┌─ Given data

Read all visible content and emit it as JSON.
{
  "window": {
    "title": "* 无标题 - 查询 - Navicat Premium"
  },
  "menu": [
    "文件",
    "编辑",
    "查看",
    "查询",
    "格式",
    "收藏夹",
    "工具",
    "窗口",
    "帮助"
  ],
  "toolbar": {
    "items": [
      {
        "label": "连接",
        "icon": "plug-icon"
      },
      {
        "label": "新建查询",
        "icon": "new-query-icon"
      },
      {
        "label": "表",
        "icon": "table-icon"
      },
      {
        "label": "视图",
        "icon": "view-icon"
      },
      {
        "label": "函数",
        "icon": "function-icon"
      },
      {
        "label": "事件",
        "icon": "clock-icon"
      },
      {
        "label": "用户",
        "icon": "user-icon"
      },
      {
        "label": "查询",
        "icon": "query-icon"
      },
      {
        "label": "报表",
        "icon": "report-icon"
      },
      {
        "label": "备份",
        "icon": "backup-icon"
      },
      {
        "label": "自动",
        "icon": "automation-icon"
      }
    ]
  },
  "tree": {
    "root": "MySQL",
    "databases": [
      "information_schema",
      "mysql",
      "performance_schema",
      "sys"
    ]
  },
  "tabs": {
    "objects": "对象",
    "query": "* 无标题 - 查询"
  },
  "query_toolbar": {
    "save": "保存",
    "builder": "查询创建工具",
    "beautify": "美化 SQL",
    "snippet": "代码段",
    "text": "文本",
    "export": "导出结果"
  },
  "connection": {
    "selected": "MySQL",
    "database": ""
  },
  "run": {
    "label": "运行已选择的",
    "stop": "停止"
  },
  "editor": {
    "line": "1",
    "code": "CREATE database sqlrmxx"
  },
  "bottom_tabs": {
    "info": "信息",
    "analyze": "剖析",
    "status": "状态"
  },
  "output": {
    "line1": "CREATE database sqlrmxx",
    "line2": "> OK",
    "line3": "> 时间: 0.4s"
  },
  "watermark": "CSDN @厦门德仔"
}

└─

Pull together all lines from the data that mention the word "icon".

        "icon": "plug-icon"
        "icon": "new-query-icon"
        "icon": "table-icon"
        "icon": "view-icon"
        "icon": "function-icon"
        "icon": "clock-icon"
        "icon": "user-icon"
        "icon": "query-icon"
        "icon": "report-icon"
        "icon": "backup-icon"
        "icon": "automation-icon"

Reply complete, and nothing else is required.